WORK REQUIRED: Return all the data exactly, keeping the pictures out.

Website and app data records
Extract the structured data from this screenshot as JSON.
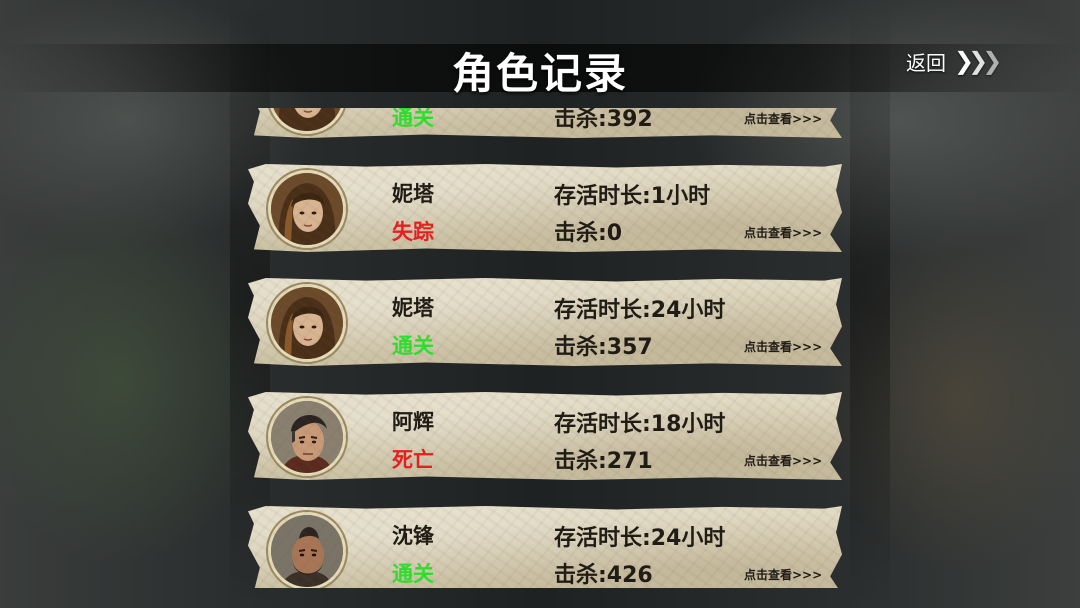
{
  "header": {
    "title": "角色记录",
    "back_label": "返回",
    "back_icon": "chevron-right-triple-icon"
  },
  "colors": {
    "cleared": "#2ee02e",
    "missing": "#e81e1e",
    "dead": "#e81e1e",
    "text": "#1e1a14"
  },
  "records": [
    {
      "name": "",
      "status": "通关",
      "status_type": "cleared",
      "survival": "",
      "kills": "击杀:392",
      "view": "点击查看>>>",
      "portrait": "female-long-hair"
    },
    {
      "name": "妮塔",
      "status": "失踪",
      "status_type": "missing",
      "survival": "存活时长:1小时",
      "kills": "击杀:0",
      "view": "点击查看>>>",
      "portrait": "female-long-hair"
    },
    {
      "name": "妮塔",
      "status": "通关",
      "status_type": "cleared",
      "survival": "存活时长:24小时",
      "kills": "击杀:357",
      "view": "点击查看>>>",
      "portrait": "female-long-hair"
    },
    {
      "name": "阿辉",
      "status": "死亡",
      "status_type": "dead",
      "survival": "存活时长:18小时",
      "kills": "击杀:271",
      "view": "点击查看>>>",
      "portrait": "male-undercut"
    },
    {
      "name": "沈锋",
      "status": "通关",
      "status_type": "cleared",
      "survival": "存活时长:24小时",
      "kills": "击杀:426",
      "view": "点击查看>>>",
      "portrait": "male-mohawk"
    }
  ]
}
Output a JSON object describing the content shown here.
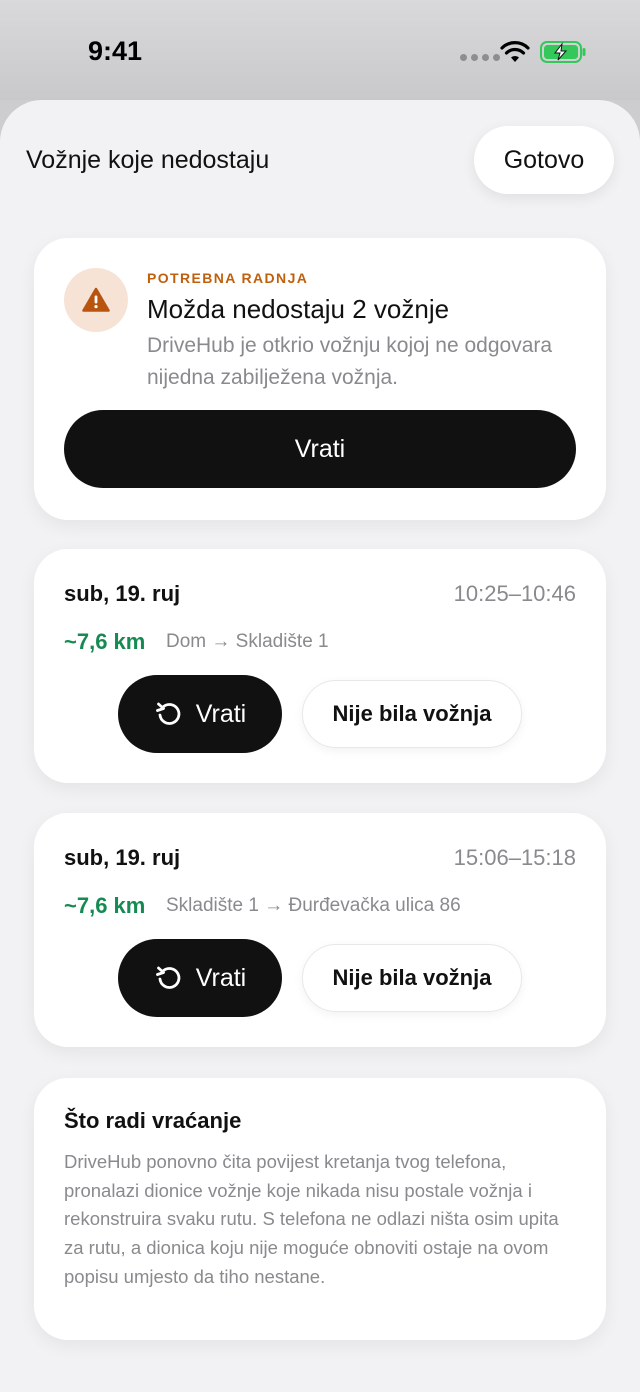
{
  "status_bar": {
    "time": "9:41"
  },
  "sheet": {
    "title": "Vožnje koje nedostaju",
    "done_label": "Gotovo"
  },
  "alert": {
    "kicker": "POTREBNA RADNJA",
    "title": "Možda nedostaju 2 vožnje",
    "description": "DriveHub je otkrio vožnju kojoj ne odgovara nijedna zabilježena vožnja.",
    "button_label": "Vrati"
  },
  "trips": [
    {
      "date": "sub, 19. ruj",
      "time_range": "10:25–10:46",
      "distance": "~7,6 km",
      "route": "Dom → Skladište 1",
      "restore_label": "Vrati",
      "not_trip_label": "Nije bila vožnja"
    },
    {
      "date": "sub, 19. ruj",
      "time_range": "15:06–15:18",
      "distance": "~7,6 km",
      "route": "Skladište 1 → Đurđevačka ulica 86",
      "restore_label": "Vrati",
      "not_trip_label": "Nije bila vožnja"
    }
  ],
  "info": {
    "title": "Što radi vraćanje",
    "body": "DriveHub ponovno čita povijest kretanja tvog telefona, pronalazi dionice vožnje koje nikada nisu postale vožnja i rekonstruira svaku rutu. S telefona ne odlazi ništa osim upita za rutu, a dionica koju nije moguće obnoviti ostaje na ovom popisu umjesto da tiho nestane."
  },
  "colors": {
    "warning": "#c0600c",
    "distance": "#168a52",
    "primary_button": "#111111",
    "battery": "#34c759"
  },
  "icons": [
    "wifi-icon",
    "battery-charging-icon",
    "warning-icon",
    "restore-icon"
  ]
}
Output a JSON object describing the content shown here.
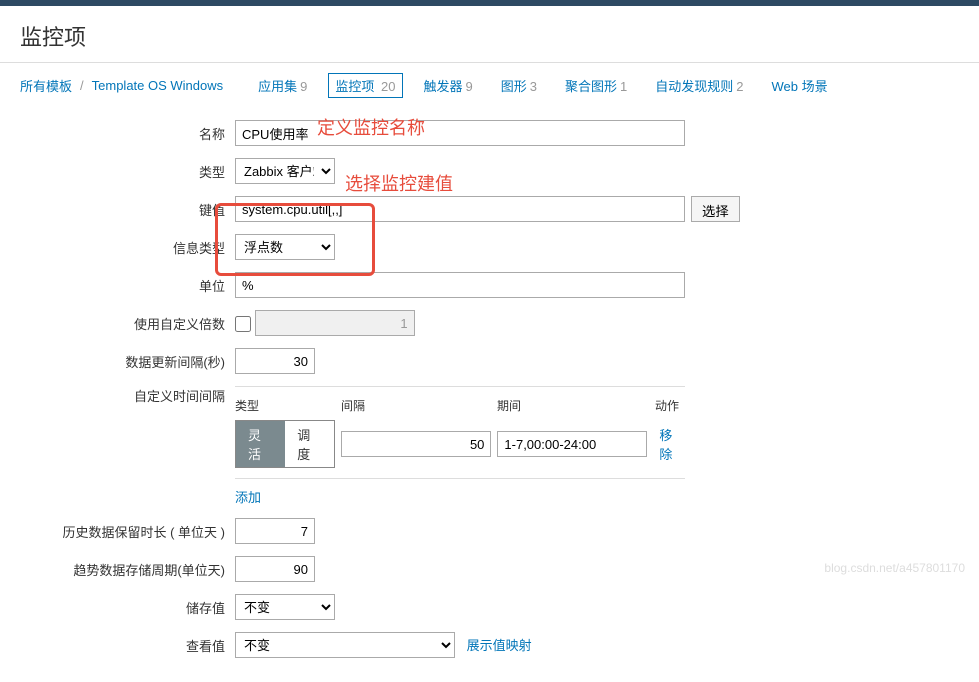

ANSWER SECTION:
Extract the structured data from this screenshot as JSON.
{
  "header": {
    "title": "角色记录",
    "back_label": "返回",
    "back_icon": "chevron-right-triple-icon"
  },
  "colors": {
    "cleared": "#2ee02e",
    "missing": "#e81e1e",
    "dead": "#e81e1e",
    "text": "#1e1a14"
  },
  "records": [
    {
      "name": "",
      "status": "通关",
      "status_type": "cleared",
      "survival": "",
      "kills": "击杀:392",
      "view": "点击查看>>>",
      "portrait": "female-long-hair"
    },
    {
      "name": "妮塔",
      "status": "失踪",
      "status_type": "missing",
      "survival": "存活时长:1小时",
      "kills": "击杀:0",
      "view": "点击查看>>>",
      "portrait": "female-long-hair"
    },
    {
      "name": "妮塔",
      "status": "通关",
      "status_type": "cleared",
      "survival": "存活时长:24小时",
      "kills": "击杀:357",
      "view": "点击查看>>>",
      "portrait": "female-long-hair"
    },
    {
      "name": "阿辉",
      "status": "死亡",
      "status_type": "dead",
      "survival": "存活时长:18小时",
      "kills": "击杀:271",
      "view": "点击查看>>>",
      "portrait": "male-undercut"
    },
    {
      "name": "沈锋",
      "status": "通关",
      "status_type": "cleared",
      "survival": "存活时长:24小时",
      "kills": "击杀:426",
      "view": "点击查看>>>",
      "portrait": "male-mohawk"
    }
  ]
}
Output a JSON object describing the content shown here.
{
  "status_bar": {
    "time": "9:41"
  },
  "sheet": {
    "title": "Vožnje koje nedostaju",
    "done_label": "Gotovo"
  },
  "alert": {
    "kicker": "POTREBNA RADNJA",
    "title": "Možda nedostaju 2 vožnje",
    "description": "DriveHub je otkrio vožnju kojoj ne odgovara nijedna zabilježena vožnja.",
    "button_label": "Vrati"
  },
  "trips": [
    {
      "date": "sub, 19. ruj",
      "time_range": "10:25–10:46",
      "distance": "~7,6 km",
      "route": "Dom → Skladište 1",
      "restore_label": "Vrati",
      "not_trip_label": "Nije bila vožnja"
    },
    {
      "date": "sub, 19. ruj",
      "time_range": "15:06–15:18",
      "distance": "~7,6 km",
      "route": "Skladište 1 → Đurđevačka ulica 86",
      "restore_label": "Vrati",
      "not_trip_label": "Nije bila vožnja"
    }
  ],
  "info": {
    "title": "Što radi vraćanje",
    "body": "DriveHub ponovno čita povijest kretanja tvog telefona, pronalazi dionice vožnje koje nikada nisu postale vožnja i rekonstruira svaku rutu. S telefona ne odlazi ništa osim upita za rutu, a dionica koju nije moguće obnoviti ostaje na ovom popisu umjesto da tiho nestane."
  },
  "colors": {
    "warning": "#c0600c",
    "distance": "#168a52",
    "primary_button": "#111111",
    "battery": "#34c759"
  },
  "icons": [
    "wifi-icon",
    "battery-charging-icon",
    "warning-icon",
    "restore-icon"
  ]
}
Output a JSON object describing the content shown here.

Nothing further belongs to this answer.